The Texas Health Services Authority is seeking public comment on its proposed accreditation program for health information exchanges
in the Lone Star State
The 60-day comment period opened Monday and closes May 23.
The THSA is working with the Electronic Healthcare Network Accreditation Commission, Farmington, Conn., to develop its accreditation process, which will include review of HIE candidates' technical performance, resource management, business processes and technical performance.
“Ultimately, our goal is to ensure physicians, hospitals, and other healthcare providers who participate in an accredited HIE know that the HIE has met best practices with respect to privacy and security, as well as other key areas,” said Tony Gilman, the authority's CEO.
In partnership, the THSA and the EHNAC will review relevant information to ensure that accredited HIEs within Texas are interoperable with state and federal programs, and provide private, secure and proper exchange of health information.
“The purpose of the program is to establish accountability and trust with health information exchanges in Texas, as well as between local HIEs and stakeholders, including providers, patients, and others,” said Gilman. “While the program is generally voluntary, community-based HIEs that want to connect to each other through state-shared services will be required to be accredited.”
In 2010, the state's Health and Human Services Commission received a $28.8 million grant from the Office of the National Coordinator for Health Information Technology
to promote health information exchange throughout Texas. It contracted with the not-for-profit THSA, created in 2007 by the state Legislature to promote health IT, as the “convening entity” to implement state health information exchange.
Currently, a dozen
regional health information exchange organizations operate within the state in collaboration with the THSA. The state authority will soon provide shared services to four HIEs: Greater Houston Healthconnect; Healthcare Access San Antonio; the Integrated Care Collaboration in Austin; and Arlington-based North Texas Accountable Healthcare Partnership, Gilman said. “ICC and GHH are testing connectivity with HIE Texas and should be live soon,” he said, while HASA and NTAHP have started technical integration and onboarding processes. Those services will include (PDF)
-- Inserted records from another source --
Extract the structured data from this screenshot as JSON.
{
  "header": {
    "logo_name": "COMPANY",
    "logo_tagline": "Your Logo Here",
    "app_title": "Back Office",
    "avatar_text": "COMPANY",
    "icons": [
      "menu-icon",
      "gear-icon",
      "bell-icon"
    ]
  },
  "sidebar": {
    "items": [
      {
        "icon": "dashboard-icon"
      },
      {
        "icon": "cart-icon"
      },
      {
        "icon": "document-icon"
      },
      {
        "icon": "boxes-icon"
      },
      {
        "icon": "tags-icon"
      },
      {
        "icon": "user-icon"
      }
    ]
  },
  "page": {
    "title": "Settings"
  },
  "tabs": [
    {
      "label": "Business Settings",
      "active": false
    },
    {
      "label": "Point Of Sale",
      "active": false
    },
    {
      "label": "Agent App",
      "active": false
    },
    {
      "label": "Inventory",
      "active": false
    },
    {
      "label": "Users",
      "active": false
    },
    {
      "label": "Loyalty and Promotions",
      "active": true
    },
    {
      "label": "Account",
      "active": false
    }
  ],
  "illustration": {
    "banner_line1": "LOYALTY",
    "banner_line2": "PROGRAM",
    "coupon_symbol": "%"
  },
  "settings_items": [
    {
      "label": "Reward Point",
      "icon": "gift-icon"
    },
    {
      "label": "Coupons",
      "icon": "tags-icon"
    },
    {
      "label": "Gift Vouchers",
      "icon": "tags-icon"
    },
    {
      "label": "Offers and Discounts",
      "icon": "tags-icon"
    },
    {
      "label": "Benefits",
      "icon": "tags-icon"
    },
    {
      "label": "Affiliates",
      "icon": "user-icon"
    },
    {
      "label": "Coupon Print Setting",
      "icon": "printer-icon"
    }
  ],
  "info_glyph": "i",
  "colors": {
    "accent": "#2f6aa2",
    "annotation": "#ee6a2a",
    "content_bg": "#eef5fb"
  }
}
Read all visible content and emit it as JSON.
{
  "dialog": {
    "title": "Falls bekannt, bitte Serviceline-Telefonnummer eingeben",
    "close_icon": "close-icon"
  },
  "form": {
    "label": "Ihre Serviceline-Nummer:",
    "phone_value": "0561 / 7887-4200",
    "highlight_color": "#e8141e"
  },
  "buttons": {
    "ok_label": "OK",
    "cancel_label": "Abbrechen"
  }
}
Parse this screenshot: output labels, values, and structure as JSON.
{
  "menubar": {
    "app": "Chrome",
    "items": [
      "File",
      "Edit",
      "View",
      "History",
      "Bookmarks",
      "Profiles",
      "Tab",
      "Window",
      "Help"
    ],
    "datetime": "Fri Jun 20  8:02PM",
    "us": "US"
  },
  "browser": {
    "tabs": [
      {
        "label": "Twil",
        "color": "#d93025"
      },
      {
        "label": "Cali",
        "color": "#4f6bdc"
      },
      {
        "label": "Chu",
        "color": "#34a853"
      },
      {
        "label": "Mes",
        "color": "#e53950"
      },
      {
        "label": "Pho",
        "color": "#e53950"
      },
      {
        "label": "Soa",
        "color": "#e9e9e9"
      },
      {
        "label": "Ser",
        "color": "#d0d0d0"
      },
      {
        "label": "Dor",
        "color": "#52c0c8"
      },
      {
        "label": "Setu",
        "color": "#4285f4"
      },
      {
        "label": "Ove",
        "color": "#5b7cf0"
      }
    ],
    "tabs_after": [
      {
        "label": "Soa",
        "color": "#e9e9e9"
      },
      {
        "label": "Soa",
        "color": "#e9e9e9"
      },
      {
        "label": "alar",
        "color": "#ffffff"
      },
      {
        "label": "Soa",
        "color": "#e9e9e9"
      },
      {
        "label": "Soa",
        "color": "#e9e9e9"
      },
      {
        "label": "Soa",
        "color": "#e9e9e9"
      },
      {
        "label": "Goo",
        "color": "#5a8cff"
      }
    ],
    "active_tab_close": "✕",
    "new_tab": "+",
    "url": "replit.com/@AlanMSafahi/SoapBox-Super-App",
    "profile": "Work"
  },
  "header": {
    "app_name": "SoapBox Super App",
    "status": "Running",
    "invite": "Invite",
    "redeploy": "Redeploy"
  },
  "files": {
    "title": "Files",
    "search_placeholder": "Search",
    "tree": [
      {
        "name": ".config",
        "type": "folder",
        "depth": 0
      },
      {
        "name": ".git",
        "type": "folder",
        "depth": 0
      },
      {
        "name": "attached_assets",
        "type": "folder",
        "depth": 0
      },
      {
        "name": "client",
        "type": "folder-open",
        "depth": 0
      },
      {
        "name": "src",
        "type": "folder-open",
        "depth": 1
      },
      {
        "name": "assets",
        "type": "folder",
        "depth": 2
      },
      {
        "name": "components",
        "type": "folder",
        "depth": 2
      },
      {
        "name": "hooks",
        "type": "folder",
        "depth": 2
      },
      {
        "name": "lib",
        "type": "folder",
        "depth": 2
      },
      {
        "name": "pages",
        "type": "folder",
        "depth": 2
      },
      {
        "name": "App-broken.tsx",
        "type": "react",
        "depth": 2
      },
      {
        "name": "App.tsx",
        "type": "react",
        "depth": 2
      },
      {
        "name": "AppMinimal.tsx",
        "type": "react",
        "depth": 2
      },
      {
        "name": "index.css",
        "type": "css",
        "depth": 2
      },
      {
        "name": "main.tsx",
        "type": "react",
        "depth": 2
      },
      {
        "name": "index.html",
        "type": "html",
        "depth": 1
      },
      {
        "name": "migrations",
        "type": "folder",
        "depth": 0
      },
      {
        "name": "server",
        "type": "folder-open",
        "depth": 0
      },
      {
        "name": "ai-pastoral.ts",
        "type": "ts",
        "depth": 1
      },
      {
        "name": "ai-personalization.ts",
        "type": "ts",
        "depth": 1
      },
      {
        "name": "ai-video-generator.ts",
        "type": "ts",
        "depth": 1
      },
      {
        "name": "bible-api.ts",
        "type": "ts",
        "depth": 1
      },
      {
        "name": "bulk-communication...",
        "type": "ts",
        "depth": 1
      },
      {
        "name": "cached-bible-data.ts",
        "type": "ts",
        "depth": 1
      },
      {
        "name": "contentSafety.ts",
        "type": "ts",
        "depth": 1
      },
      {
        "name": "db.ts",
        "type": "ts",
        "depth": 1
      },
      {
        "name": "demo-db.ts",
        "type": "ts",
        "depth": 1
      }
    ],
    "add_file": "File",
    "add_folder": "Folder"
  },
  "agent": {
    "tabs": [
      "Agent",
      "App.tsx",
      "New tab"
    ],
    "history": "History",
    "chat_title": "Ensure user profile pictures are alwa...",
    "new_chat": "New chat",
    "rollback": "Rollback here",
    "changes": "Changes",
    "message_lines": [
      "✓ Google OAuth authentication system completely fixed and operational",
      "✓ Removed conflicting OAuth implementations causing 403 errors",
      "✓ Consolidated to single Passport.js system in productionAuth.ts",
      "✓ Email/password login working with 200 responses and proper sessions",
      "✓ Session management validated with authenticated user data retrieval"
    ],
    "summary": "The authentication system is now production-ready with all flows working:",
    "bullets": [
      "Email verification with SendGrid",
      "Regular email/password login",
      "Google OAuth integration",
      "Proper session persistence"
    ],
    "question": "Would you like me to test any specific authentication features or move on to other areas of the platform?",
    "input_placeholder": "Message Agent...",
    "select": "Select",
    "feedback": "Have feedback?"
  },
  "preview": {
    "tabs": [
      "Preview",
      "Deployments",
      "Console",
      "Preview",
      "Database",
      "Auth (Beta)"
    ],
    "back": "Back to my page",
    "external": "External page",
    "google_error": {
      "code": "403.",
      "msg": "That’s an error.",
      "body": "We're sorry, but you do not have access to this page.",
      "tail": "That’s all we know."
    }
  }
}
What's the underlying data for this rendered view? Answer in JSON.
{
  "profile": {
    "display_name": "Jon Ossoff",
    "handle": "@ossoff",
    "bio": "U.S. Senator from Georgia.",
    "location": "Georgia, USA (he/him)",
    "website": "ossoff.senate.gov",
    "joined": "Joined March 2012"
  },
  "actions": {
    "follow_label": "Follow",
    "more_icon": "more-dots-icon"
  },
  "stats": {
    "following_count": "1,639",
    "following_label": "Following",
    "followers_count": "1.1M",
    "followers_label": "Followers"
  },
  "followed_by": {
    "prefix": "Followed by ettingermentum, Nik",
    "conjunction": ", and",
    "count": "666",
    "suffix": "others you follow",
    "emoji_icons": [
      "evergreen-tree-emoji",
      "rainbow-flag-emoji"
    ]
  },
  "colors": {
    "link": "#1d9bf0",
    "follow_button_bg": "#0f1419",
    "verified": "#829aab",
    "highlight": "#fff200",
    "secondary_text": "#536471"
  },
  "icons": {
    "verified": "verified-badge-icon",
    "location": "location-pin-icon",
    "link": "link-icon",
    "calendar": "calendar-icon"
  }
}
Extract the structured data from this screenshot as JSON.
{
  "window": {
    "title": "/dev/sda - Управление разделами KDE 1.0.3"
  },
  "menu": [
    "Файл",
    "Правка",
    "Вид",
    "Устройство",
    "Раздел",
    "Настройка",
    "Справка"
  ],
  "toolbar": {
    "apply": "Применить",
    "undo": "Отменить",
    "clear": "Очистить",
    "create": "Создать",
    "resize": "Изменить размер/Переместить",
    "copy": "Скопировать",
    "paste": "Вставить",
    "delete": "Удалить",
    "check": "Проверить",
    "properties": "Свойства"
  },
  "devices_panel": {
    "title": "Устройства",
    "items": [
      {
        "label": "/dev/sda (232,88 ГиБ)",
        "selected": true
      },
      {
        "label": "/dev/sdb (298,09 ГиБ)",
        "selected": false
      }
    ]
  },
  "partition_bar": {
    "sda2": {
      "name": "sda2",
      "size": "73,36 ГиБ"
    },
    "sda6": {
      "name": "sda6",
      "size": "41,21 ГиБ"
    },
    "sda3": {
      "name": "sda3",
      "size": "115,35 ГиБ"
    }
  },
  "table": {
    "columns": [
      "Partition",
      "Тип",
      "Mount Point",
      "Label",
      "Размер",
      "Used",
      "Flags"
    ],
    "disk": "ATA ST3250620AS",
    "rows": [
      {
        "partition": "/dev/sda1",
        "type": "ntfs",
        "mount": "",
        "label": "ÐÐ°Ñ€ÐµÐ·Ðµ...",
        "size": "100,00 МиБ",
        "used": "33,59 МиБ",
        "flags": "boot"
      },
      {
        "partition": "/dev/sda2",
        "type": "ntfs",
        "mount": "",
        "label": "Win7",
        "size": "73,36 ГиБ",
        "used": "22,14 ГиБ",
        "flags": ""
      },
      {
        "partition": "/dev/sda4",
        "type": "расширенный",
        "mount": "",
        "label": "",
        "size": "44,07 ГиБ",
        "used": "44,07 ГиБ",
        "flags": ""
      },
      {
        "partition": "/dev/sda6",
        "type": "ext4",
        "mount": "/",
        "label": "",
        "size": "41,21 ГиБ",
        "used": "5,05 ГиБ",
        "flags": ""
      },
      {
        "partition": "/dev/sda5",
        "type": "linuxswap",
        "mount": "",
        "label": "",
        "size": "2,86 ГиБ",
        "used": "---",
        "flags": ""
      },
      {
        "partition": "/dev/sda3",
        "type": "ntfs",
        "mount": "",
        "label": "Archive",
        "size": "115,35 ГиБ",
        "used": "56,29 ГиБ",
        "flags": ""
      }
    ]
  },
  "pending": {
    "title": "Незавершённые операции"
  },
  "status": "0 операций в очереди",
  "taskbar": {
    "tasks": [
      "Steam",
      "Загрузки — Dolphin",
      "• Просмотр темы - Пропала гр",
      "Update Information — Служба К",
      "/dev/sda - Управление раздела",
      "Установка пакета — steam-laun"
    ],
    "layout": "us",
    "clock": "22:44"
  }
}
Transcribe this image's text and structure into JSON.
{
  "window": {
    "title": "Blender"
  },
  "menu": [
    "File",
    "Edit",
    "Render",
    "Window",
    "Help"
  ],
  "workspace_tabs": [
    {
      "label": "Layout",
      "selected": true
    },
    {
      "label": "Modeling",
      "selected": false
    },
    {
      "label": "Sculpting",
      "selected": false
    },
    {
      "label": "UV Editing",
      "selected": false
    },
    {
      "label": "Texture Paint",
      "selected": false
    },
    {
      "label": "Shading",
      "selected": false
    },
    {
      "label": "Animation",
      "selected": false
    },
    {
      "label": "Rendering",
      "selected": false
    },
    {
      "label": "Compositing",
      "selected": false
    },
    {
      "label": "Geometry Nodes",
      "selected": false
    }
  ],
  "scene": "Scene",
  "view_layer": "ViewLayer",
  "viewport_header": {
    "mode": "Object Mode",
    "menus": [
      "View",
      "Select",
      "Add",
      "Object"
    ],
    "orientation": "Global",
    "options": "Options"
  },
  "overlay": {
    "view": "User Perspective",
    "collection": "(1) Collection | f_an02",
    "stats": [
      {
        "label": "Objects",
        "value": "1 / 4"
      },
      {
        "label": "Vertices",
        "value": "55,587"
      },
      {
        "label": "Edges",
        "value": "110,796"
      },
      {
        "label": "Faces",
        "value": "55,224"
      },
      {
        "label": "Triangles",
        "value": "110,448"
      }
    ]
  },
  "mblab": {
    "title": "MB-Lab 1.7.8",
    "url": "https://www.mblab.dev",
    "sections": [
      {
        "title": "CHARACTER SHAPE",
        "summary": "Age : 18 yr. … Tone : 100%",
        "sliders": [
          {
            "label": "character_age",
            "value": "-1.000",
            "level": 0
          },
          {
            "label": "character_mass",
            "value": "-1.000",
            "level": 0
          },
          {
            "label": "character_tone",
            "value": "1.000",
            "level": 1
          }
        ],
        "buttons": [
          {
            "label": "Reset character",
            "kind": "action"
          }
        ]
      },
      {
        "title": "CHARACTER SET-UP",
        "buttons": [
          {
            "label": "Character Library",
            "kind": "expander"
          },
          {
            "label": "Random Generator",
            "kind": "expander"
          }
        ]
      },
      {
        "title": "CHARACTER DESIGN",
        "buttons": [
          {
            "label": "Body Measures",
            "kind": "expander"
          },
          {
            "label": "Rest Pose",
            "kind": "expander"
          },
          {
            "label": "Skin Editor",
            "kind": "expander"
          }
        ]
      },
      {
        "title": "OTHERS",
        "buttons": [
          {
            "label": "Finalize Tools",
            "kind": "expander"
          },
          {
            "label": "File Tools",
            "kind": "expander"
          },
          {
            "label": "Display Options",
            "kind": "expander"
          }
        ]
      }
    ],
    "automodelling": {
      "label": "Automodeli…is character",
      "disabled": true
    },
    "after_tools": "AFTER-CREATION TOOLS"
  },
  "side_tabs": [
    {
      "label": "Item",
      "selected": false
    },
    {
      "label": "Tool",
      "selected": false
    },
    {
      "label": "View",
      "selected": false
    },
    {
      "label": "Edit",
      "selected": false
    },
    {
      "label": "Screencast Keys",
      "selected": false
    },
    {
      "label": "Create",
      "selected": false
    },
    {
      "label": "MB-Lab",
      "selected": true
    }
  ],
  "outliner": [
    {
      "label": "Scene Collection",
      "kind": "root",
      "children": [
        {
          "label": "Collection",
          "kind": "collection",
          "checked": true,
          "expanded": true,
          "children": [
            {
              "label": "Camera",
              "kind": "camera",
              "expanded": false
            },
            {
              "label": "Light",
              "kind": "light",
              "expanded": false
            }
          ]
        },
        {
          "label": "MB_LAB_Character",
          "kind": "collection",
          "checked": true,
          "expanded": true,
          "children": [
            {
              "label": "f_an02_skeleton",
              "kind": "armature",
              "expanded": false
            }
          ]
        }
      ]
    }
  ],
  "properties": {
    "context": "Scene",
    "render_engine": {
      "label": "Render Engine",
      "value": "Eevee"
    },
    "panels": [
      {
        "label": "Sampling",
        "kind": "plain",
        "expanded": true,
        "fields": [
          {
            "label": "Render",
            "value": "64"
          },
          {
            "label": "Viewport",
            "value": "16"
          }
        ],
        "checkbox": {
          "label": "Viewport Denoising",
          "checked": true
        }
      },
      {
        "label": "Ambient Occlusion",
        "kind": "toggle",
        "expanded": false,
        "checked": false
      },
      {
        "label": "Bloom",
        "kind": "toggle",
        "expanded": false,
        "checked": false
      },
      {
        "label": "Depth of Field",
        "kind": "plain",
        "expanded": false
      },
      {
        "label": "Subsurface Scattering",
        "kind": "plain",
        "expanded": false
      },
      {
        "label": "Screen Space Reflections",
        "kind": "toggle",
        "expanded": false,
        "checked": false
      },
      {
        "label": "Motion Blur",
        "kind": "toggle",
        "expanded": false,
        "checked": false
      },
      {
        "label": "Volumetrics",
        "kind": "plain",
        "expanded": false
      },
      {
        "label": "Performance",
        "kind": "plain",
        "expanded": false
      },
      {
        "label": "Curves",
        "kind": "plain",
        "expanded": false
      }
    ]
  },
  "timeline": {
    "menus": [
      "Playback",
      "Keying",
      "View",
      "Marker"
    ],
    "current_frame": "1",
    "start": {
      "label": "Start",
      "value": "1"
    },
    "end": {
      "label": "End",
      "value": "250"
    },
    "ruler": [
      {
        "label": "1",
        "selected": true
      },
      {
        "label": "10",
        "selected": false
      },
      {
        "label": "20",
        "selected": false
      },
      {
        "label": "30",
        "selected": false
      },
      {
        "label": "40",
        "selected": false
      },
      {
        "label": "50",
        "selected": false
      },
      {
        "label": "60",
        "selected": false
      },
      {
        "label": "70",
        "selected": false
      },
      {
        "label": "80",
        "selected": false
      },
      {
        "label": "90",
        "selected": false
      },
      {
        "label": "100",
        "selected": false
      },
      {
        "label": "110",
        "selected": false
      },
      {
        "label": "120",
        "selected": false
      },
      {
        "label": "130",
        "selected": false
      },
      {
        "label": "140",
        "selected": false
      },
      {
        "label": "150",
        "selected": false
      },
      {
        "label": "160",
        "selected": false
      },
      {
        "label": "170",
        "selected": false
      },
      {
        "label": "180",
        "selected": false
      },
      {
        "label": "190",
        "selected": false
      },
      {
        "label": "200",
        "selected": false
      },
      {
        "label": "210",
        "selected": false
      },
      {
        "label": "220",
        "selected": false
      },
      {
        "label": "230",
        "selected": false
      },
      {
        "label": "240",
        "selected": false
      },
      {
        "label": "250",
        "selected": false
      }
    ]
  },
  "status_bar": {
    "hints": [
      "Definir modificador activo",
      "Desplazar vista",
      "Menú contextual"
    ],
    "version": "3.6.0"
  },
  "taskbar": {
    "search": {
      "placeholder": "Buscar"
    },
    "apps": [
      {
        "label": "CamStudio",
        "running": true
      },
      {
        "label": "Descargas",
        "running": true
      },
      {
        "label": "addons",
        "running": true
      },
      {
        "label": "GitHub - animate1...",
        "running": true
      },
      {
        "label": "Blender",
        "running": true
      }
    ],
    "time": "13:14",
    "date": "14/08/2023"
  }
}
user authentication, patient consent management, records query and secure document exchange.
EHNAC, founded as a not-for-profit organization in 1993, also accredits electronic prescribing systems, management service organizations, accountable care organizations and third-party benefits administrators, among other entities.Follow Joseph Conn on Twitter: @MHJConn